Mangalagiri is situated about 12km south of Vijayawada. There is a major Lord Narasimha temple here. The Deity is called Pana xe “Narasimha” Narasimha (Panakala Narasimha), because he is believed to drink half the quantity of pana, or cold drink, offered by worshipers. It is said that when the Lord is offered sugar syrup, he does not take more than half. The temple is built around a self-manifest mouth of Lord Narasimha. Over the mouth, completing the face of the Lord, is a brass mask with an angry expression. A chakra and club are also self-manifested in the stone.

The temple is on a hill and is approached by ascending 600 steps. This temple has the highest gopuram in the state of Andhra Pradesh. Inside this temple there is a conch shell presented by the late king of Tanjor, and this shell, according to the locals, was used by Lord Krishna.

The temple priest takes a pot of sweet jaggery water and pours half of the drink with a conchshell into the Lord’s mouth. The jaggery water is made of liquefied gur-water (sugar), camphor, black pepper, and cardamom. Half of whatever quantity of jaggery water that is prepared is offered to the Lord and the rest is returned to the offerer as mahaprasad. While the water is being poured into the mouth of the Lord, you hear a gurgling sound as someone might make while drinking. Even though there is so much sugar water offered here, there is not a single ant on the hill.

It is said that Lord Narasimha rested here after killing Hiranyakasipu, and Lakshmi Devi then gave him a drink to quench his thirst. At the bottom of the hill there is an ancient Lakshmi Narasimha temple. Mangalagiri is mentioned as a holy place in the Skanda and Brahma-vaivarta Puranas.
Sri Chaitanya came here in 1512. There is an imprint of his feet and a verse dedicated to him in the temple.

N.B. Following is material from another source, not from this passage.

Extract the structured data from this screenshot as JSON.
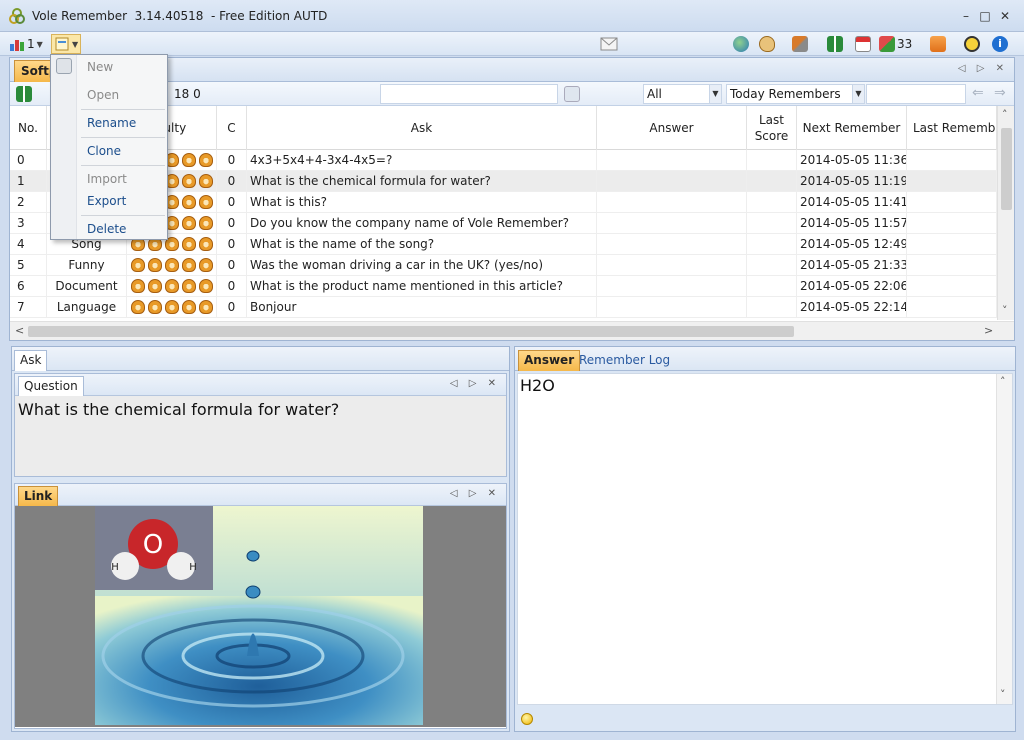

During the month of March, a large festival takes place in this temple.